Supervise Bone Consumption: When offering raw bones, supervise your dog's chewing to ensure safe consumption. Select appropriately sized bones that match your dog's chewing capabilities and avoid bones that pose choking hazards or dental risks.
Gradual Transition: If transitioning from a commercial diet to a raw diet, do so gradually to allow your dog's digestive system to adapt. Slowly increase the proportion of raw food while monitoring your dog's response and adjusting the transition pace as needed.
Consult with Professionals: Seek guidance from a veterinarian or a certified canine nutritionist to develop a tailored raw diet plan that aligns with your dog's specific nutritional requirements. Professional input can address any concerns and optimize the nutritional balance of the raw diet.
Regular Monitoring: Monitor your dog's overall health, including their coat condition, energy levels, and digestive well-being, when on a raw diet. Regular veterinary check-ups can provide valuable insights into your dog's health and the effectiveness of their dietary regimen.

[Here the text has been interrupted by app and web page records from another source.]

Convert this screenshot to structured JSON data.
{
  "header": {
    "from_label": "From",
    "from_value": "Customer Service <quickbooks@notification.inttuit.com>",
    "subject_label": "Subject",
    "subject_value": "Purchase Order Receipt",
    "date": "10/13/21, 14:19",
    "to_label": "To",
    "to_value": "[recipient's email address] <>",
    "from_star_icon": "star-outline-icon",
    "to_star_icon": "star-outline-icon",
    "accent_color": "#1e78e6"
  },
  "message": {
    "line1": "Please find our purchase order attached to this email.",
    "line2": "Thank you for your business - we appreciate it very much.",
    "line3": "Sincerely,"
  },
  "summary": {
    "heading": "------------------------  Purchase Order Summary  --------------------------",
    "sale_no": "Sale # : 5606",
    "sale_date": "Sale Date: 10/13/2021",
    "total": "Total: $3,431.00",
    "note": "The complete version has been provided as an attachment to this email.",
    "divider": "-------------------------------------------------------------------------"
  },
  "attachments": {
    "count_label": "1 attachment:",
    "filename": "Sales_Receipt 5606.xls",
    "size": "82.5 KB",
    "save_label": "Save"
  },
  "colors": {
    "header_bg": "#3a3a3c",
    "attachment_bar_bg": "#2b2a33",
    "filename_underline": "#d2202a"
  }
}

Education and Awareness: Stay informed about the latest developments and best practices in raw feeding for dogs. Continuously educate yourself on canine nutrition to make informed decisions and adapt your dog's diet based on emerging knowledge and research.

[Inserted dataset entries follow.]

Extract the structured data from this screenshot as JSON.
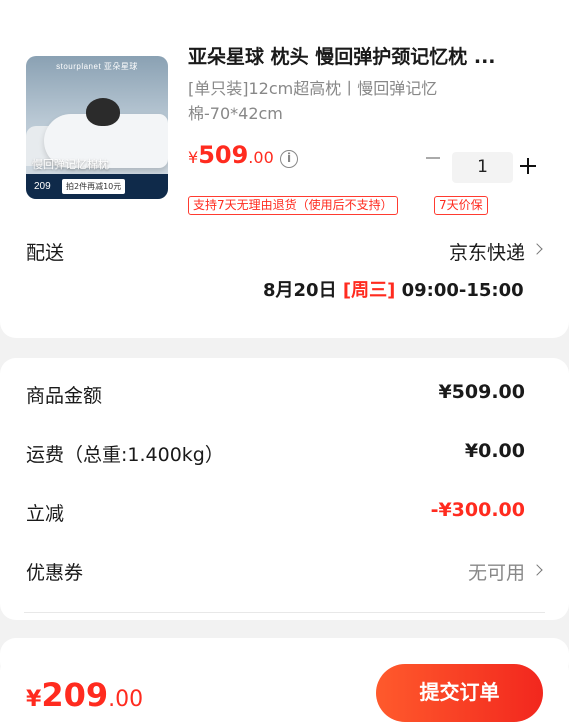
{
  "product": {
    "thumbnail": {
      "brand": "stourplanet 亚朵星球",
      "caption": "慢回弹记忆棉枕",
      "badge_price": "209",
      "badge_promo": "拍2件再减10元"
    },
    "title": "亚朵星球 枕头 慢回弹护颈记忆枕 ...",
    "spec": "[单只装]12cm超高枕丨慢回弹记忆棉-70*42cm",
    "price": {
      "currency": "¥",
      "integer": "509",
      "decimal": ".00"
    },
    "quantity": "1",
    "tags": [
      "支持7天无理由退货（使用后不支持）",
      "7天价保"
    ]
  },
  "delivery": {
    "label": "配送",
    "method": "京东快递",
    "date": "8月20日",
    "weekday": "[周三]",
    "time": "09:00-15:00"
  },
  "summary": {
    "rows": [
      {
        "label": "商品金额",
        "value": "¥509.00"
      },
      {
        "label": "运费（总重:1.400kg）",
        "value": "¥0.00"
      },
      {
        "label": "立减",
        "value": "-¥300.00"
      },
      {
        "label": "优惠券",
        "value": "无可用"
      }
    ]
  },
  "footer": {
    "total": {
      "currency": "¥",
      "integer": "209",
      "decimal": ".00"
    },
    "submit_label": "提交订单"
  },
  "colors": {
    "accent": "#ff2b1f",
    "button_start": "#ff5a2c",
    "button_end": "#f2271e",
    "background": "#f2f2f2"
  },
  "icons": [
    "info-icon",
    "minus-icon",
    "plus-icon",
    "chevron-right-icon"
  ]
}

By implementing these tips, pet owners can navigate the intricacies of feeding their dogs a raw diet with confidence and attentiveness, ultimately providing their canine companions with a nutritionally rich and fulfilling dietary experience.

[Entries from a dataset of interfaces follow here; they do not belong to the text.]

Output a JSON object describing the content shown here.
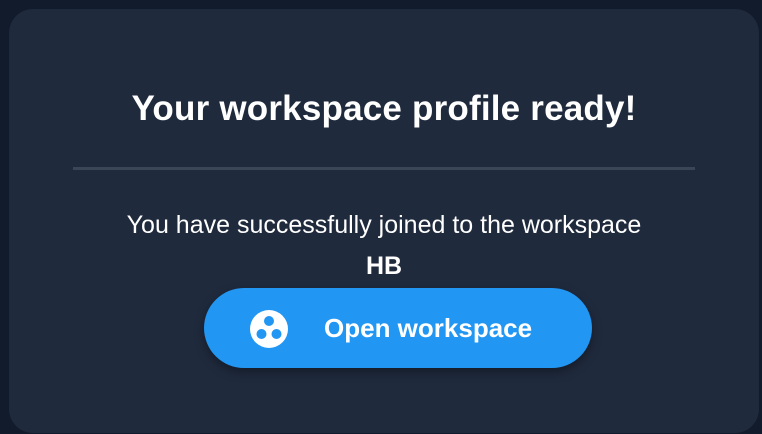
{
  "dialog": {
    "title": "Your workspace profile ready!",
    "message": "You have successfully joined to the workspace",
    "workspace_name": "HB",
    "open_button_label": "Open workspace",
    "open_button_icon": "workspace-icon"
  },
  "colors": {
    "background": "#121b2b",
    "card": "#1f2a3d",
    "divider": "#3a4556",
    "accent": "#2196f3",
    "text": "#ffffff"
  }
}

In conclusion, the decision to transition your dog to a raw diet is a significant undertaking that requires careful consideration, research, and a deep understanding of your dog's nutritional needs. The raw diet, rooted in the principle of providing dogs with a diet that mirrors their ancestral eating habits, offers a range of potential benefits, including improved digestion, healthier skin and coat, enhanced dental health, increased energy levels, better weight management, potential allergy relief, and overall support for a dog's well-being.
However, it's essential for pet owners to be mindful of the potential risks and considerations associated with the raw diet, such as bacterial contamination, nutritional imbalance, choking hazards, cost and convenience factors, transition challenges, and the need for owner education and commitment. These factors underscore the importance of approaching the raw diet with caution and seeking professional guidance to ensure the health and safety of your canine companion.
When embarking on the journey of transitioning your dog to a raw diet, it's crucial to follow a gradual and mindful approach, incorporating a diverse array of protein sources, organ meats, raw bones, and optional fruits and vegetables to create a balanced meal plan. Additionally, prioritizing quality sourcing, food safety, portion control, and gradual transition is essential for the successful implementation of a raw diet.
Consulting with a veterinarian or a certified canine nutritionist throughout the transition process can provide invaluable insights and tailored recommendations based on your dog's individual needs and health status. Regular monitoring of your dog's response to the raw diet, coupled with a commitment to ongoing education and awareness of best practices, can further contribute to the success of this dietary approach.
Ultimately, the decision to feed your dog a raw diet should be made with a thorough understanding of the potential benefits, risks, and considerations, coupled with a dedication to providing a nutritionally balanced and wholesome meal plan that aligns with your dog's unique dietary requirements. By approaching the raw diet with informed decision-making and a commitment to your dog's well-being, you can embark on this nutritional journey with confidence and attentiveness, ultimately providing your canine companion with a nutritionally rich and fulfilling dietary experience.